**** EXTRACTED INFORMATION

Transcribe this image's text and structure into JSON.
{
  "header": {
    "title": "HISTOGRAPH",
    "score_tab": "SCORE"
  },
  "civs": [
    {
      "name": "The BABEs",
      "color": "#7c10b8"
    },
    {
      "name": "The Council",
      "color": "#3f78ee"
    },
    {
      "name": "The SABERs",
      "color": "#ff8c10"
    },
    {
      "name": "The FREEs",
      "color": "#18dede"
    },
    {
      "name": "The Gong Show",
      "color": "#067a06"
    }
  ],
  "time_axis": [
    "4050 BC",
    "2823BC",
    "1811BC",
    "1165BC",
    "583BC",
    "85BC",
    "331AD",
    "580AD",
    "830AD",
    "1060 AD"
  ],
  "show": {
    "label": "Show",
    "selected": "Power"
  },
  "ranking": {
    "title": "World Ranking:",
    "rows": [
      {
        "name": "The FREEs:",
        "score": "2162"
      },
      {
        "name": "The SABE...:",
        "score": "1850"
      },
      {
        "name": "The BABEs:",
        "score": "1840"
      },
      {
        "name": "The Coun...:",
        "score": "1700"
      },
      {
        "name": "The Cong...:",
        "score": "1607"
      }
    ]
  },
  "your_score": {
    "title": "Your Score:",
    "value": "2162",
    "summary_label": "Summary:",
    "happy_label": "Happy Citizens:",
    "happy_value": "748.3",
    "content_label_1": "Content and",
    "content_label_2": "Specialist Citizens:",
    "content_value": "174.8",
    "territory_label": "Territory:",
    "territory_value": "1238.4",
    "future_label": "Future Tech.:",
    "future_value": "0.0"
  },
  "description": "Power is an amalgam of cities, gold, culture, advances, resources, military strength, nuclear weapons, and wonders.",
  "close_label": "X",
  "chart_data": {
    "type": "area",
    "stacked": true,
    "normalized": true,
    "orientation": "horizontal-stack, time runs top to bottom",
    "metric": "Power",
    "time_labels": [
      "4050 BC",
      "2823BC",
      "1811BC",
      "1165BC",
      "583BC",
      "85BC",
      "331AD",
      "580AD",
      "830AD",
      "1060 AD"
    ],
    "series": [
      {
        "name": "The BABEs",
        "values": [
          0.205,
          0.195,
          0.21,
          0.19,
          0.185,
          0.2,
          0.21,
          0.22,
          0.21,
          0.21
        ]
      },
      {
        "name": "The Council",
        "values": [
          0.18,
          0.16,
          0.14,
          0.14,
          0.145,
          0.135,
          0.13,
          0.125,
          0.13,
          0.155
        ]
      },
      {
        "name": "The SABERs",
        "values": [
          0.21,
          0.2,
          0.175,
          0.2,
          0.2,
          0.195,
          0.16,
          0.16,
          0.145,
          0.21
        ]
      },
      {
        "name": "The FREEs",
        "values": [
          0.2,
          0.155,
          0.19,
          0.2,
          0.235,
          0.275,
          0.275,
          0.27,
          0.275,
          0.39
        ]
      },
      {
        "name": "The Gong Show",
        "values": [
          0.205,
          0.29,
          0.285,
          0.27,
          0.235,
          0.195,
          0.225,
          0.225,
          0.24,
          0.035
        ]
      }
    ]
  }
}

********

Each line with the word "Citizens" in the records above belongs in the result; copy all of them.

# SOLVED EXERCISE
    "happy_label": "Happy Citizens:",
    "content_label_2": "Specialist Citizens:",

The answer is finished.